== Segment start ==
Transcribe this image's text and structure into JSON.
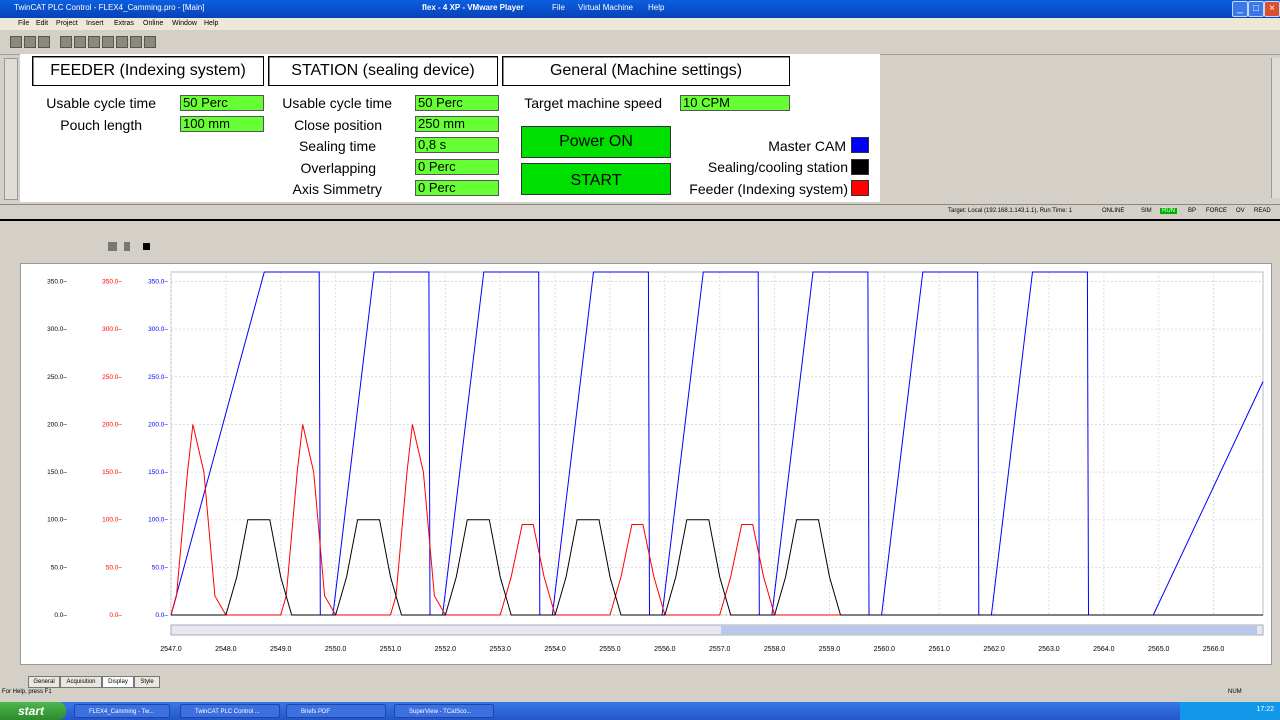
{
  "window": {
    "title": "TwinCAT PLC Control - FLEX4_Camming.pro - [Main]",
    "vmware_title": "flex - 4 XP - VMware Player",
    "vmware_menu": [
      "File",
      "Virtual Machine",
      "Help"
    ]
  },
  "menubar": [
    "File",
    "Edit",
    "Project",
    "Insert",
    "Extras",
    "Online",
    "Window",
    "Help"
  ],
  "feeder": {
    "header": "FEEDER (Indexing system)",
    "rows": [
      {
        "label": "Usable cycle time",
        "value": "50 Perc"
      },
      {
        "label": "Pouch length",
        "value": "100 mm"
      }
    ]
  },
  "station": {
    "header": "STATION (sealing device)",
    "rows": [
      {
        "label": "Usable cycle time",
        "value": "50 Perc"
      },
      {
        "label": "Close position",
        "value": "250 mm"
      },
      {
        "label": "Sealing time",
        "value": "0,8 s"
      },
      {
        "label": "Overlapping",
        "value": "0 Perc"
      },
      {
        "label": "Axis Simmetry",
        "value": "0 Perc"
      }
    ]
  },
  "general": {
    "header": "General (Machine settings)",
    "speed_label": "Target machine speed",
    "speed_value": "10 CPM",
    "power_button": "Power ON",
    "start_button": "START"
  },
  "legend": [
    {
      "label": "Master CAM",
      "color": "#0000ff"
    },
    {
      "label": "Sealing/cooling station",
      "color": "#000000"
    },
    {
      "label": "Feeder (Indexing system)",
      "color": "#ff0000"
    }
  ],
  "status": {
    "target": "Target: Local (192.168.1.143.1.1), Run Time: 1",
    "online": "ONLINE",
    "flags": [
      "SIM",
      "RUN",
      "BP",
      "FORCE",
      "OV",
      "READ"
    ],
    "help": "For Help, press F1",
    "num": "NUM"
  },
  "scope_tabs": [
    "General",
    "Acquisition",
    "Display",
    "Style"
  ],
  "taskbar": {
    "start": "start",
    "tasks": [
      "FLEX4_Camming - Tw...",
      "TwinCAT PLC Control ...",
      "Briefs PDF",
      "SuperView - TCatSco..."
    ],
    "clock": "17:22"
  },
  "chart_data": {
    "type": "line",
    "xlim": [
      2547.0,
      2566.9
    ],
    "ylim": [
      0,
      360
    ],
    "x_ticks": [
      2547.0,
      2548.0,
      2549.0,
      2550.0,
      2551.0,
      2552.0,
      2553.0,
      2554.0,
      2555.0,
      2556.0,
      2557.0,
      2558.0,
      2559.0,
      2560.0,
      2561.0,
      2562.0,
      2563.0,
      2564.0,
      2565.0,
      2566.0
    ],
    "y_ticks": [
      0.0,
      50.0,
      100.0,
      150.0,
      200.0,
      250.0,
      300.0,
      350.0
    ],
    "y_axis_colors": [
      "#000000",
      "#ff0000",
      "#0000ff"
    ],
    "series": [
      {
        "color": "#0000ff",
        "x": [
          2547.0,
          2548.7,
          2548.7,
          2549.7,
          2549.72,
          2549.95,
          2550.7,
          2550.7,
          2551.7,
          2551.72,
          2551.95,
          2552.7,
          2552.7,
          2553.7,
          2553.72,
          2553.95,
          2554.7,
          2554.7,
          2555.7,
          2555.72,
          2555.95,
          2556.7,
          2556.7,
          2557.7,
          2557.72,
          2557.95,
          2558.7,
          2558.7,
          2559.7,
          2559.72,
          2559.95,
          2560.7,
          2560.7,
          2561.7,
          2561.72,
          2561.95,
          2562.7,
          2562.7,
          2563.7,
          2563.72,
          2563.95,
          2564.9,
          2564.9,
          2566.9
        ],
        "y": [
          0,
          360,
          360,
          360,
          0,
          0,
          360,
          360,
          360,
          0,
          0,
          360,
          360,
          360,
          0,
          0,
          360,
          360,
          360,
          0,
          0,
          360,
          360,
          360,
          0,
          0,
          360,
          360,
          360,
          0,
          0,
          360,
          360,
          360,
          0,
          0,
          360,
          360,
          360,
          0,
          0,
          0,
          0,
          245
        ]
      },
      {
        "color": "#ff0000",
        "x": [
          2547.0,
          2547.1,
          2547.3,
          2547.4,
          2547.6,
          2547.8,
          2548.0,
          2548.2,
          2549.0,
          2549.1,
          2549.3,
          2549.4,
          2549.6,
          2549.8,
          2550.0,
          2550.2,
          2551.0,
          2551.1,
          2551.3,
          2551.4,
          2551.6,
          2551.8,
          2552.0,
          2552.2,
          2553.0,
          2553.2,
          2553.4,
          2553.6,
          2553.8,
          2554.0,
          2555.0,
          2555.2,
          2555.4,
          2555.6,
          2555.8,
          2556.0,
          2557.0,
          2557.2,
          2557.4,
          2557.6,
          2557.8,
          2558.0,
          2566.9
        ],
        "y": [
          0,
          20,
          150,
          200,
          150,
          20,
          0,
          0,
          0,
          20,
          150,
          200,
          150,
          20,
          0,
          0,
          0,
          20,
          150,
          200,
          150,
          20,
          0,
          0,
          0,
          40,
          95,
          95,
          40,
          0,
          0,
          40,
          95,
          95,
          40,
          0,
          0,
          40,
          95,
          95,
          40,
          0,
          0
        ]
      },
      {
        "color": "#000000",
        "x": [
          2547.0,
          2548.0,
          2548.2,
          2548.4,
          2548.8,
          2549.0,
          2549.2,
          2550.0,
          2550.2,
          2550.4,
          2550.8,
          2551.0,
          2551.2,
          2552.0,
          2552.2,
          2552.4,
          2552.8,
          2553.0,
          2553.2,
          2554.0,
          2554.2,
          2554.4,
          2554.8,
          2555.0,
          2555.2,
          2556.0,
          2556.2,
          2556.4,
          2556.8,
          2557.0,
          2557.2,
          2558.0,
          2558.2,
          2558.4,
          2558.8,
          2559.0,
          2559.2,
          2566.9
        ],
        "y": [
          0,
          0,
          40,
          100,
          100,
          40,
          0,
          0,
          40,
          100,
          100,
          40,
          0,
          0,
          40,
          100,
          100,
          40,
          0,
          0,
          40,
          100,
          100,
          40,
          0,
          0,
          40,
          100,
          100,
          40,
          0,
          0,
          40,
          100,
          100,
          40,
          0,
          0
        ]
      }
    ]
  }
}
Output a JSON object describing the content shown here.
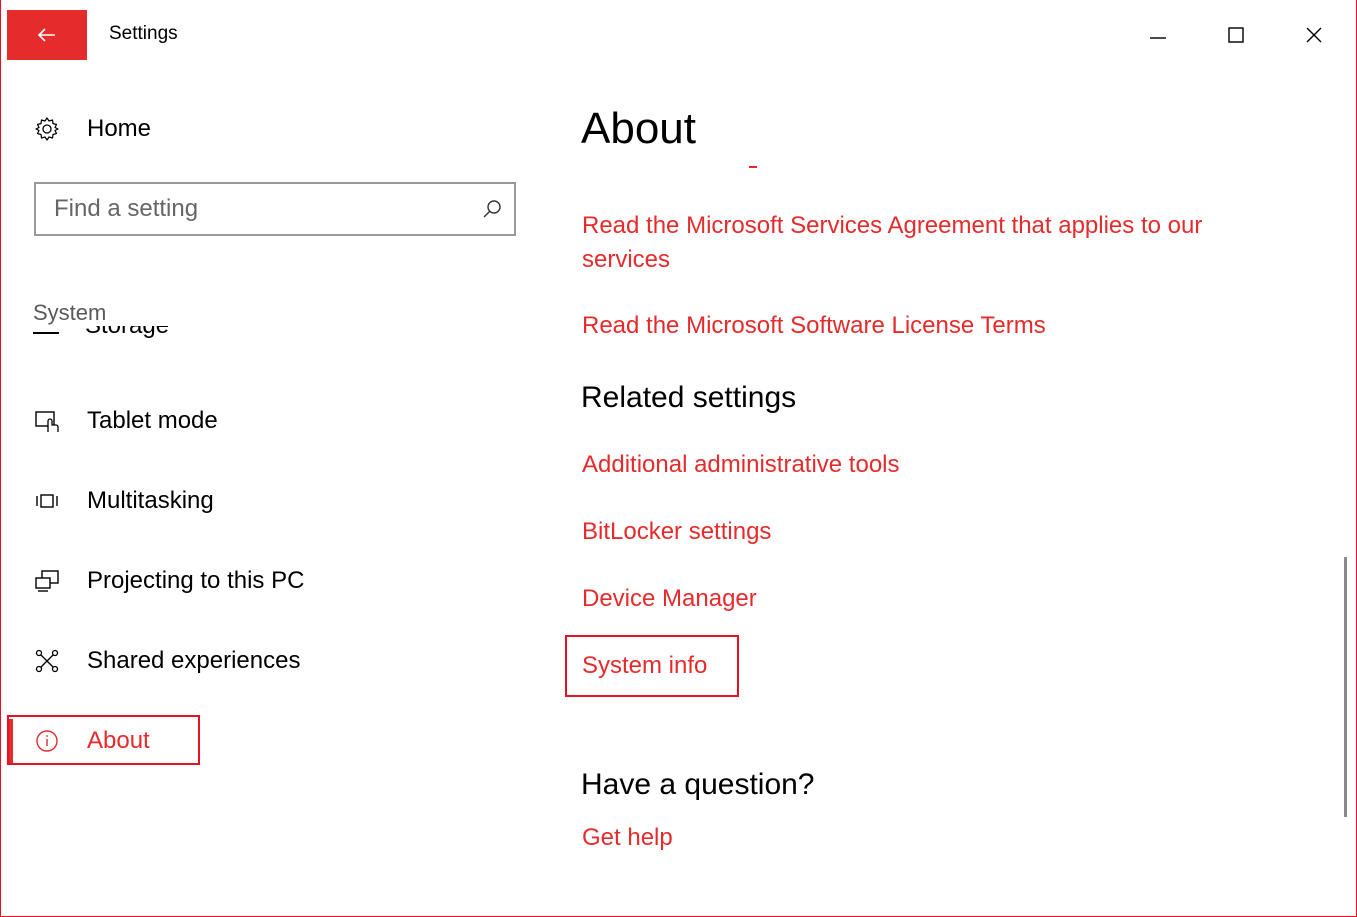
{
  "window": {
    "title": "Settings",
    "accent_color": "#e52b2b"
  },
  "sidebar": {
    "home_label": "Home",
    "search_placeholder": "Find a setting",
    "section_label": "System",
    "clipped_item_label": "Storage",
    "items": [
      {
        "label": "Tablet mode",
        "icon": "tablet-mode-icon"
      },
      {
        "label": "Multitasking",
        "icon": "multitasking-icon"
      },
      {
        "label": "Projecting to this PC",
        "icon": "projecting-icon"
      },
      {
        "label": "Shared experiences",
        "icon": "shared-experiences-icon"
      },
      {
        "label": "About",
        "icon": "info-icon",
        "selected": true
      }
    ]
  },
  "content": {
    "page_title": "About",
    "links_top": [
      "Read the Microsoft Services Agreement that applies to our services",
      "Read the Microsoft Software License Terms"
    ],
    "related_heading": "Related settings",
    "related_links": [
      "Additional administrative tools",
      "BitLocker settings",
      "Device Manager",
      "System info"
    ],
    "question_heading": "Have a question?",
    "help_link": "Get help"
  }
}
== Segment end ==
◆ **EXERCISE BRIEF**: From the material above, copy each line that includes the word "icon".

◆ **SOLUTION FOR THIS TASK**:
        "icon": "tablet-mode-icon"
        "icon": "multitasking-icon"
        "icon": "projecting-icon"
        "icon": "shared-experiences-icon"
        "icon": "info-icon",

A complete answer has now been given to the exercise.